Genre: funny / contemporary / chick lit
Sex scenes: mild
Tess Eliot is 39-years old and has just lost her column in a respected newspaper. Apparently, her recent Tess Knows Best article, with the line “The best way to a man’s heart is through his rib cage, preferably with a hack saw” went too far. Unemployed, with her agent no longer sending out her book proposal for Tess Eliot’s Quick Fixes for Life, Love, and Your Mother-in-Law, Tess is desperate for work.
She stumbles across the World Organisation for Omniscient Solstice Harbingers who are offering an inordinate sum for someone to write an etiquette guide in preparation for the end of the world. A visit to the offices of WOOSH reveals that they really do believe that the world will end on December 21 2012, as the Ancient Mayans had predicted, and they really are serious about paying Tess that much money for effectively a how-to guide. She may think they all need their heads checked out, but these are dire circumstances.

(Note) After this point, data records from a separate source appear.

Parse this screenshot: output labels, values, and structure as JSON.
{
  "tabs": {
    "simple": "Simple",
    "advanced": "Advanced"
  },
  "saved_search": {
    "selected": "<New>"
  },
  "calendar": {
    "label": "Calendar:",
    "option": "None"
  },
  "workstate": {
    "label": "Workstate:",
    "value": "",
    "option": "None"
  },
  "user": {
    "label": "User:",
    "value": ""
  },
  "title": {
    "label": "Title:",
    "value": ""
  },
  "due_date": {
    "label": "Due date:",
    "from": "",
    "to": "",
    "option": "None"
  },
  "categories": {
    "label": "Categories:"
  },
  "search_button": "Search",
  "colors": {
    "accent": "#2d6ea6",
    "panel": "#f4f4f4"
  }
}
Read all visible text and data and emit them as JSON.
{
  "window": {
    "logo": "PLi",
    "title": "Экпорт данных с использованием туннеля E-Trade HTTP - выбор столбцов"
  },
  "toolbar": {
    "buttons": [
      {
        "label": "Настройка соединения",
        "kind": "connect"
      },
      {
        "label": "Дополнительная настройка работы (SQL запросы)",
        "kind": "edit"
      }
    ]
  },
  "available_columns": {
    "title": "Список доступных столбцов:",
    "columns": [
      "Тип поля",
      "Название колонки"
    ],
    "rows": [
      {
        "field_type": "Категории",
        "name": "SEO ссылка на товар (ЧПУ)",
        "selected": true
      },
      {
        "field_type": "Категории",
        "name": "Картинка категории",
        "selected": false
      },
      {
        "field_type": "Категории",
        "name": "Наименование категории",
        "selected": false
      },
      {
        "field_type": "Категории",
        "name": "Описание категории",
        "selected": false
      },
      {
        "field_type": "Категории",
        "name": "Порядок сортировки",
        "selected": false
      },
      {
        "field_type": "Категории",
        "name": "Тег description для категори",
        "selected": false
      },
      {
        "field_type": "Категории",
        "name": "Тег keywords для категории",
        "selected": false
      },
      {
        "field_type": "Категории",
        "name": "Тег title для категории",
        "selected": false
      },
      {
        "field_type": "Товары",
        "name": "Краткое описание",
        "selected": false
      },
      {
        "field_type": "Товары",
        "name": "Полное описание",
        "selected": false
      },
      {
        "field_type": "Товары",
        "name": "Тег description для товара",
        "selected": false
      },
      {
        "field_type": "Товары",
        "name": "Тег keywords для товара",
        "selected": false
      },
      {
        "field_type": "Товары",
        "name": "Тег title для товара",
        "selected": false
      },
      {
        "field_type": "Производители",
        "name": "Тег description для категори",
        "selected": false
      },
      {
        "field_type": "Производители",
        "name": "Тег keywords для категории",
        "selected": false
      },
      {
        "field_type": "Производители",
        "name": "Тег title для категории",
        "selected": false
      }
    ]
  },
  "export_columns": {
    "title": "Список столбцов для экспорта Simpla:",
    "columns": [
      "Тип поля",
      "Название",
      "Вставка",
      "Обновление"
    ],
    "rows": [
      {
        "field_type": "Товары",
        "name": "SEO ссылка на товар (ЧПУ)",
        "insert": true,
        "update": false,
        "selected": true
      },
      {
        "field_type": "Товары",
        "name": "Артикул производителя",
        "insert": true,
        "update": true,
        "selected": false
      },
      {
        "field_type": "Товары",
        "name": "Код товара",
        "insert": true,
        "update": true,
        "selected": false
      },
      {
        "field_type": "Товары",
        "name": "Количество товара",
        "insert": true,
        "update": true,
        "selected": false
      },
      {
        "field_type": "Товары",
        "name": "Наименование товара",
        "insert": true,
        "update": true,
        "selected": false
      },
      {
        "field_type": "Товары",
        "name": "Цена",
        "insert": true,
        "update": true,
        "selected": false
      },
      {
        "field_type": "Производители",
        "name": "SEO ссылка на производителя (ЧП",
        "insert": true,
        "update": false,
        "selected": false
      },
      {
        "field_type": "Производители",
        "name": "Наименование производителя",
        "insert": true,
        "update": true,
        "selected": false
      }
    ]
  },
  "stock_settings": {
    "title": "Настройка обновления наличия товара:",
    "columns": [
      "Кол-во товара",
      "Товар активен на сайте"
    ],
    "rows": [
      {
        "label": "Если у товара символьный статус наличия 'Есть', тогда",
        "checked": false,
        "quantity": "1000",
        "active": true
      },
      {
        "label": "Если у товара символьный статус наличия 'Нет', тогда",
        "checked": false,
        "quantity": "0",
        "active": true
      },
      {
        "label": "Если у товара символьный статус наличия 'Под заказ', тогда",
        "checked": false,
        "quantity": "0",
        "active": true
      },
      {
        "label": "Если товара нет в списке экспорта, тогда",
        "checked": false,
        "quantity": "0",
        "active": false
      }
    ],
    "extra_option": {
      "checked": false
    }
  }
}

As if she needed further incentive, Peter Barrett, head of Donor Relations at WOOSH has been assigned as her contact. He’s handsome, funny, an older guy, but best of all, he confides in her that he too thinks that what WOOSH believes in is a load of crap. Somehow, she has to fake her way through the entire book and she does this the only way she knows how: heavy on the sarcasm. With chapters titled ‘Boundaries in the Bunker’ and ‘Cannibalism: Yes or No?’, how could the book not be a hit?
Tess takes her work seriously, and any proper book requires research. As her eschatological studies take her to Mexico and into Ancient Mayan history, she accidentally stumbles upon an invention that has the potential for world destruction in a manner that is all the more frightening for the dependence we have on technology ...
This was unexpectedly funny. I mean, with a title like Etiquette for the End of the World and a synopsis like it has, funny was to be expected, but it was better than I thought it would be. It was compared to Bridget Jones’ Diary and while I haven’t read the latter, I can imagine that the comparison in terms of protagonists and the tone of the novel, is pretty accurate.
For such an out-of-this-world plot (it gets even more bizarre, believe me) I was drawn in like a moth to the flame. At times, I felt like I was reading a steampunk mystery novel. The tech being described would be commonplace in a Parasol Protectorate novel (review coming soon; the only steampunk I have to use as a yardstick) and I wouldn’t have been surprised if it was. It really was thrilling to read what had been marketed as a chick-lit Bridget-Jones-esque novel, only for it to take the turn that it did. While I understand the marketing ploy behind that, EftEofW deserves to stand on its own.
I’m more likely to read about etiquette rules in a historical romance, and so finding them in a contemporary was a great change of scenery. Such a book of rules might seem outdated in our modern society, but it’s hilarious to read when put in this apocalyptic context and just really good fun.
I like that Tess is older than your average romance/chick lit heroine. Not that I can relate to her any better, but it’s nice to see some breadth in the genre. She’s witty, sharp, knows her own mind and doesn’t care much for what other people think; my kind of heroine. Regardless, she’s still prone to make mistakes and one of the things that I love about Tess is that even though she’s pretty old for this career shake-up she takes what life throws at her into her stride and isn’t afraid to embrace the new and unknown.
I’m really loving the book-within-a-book thing. The Siren was hauntingly beautiful because you always knew that there was a grain of truth in those excerpts, but could never be certain. This was completely different and I loved it for different reasons. I love to write, but I don’t think I could do it for something that I didn’t love, believe in, or had to fake completely, much like Tess is having to do. The humour infused in those excerpts borders on outright mockery of the very things that WOOSH believe in, yet they lap it right up, making it all the funnier.
This was Jeanne Martinet’s first novel and I’d definitely like to see more from her. I don’t read chick lit normally, but from what I’ve read and of what I know, it seems to me that Etiquette would be a breath of fresh air. Tess was definitely very different from the heroines that I usually come across, but it’s still amusing to identify those characteristics that I am used to. This may not be for everyone, and if I were describing it, it would be as a chick lit in disguise, with steampunk, mystery and romance costumes among its costumes. A surprise book, if you will, and who doesn’t love a surprise?
Image courtesy of Jeanne Martinet's website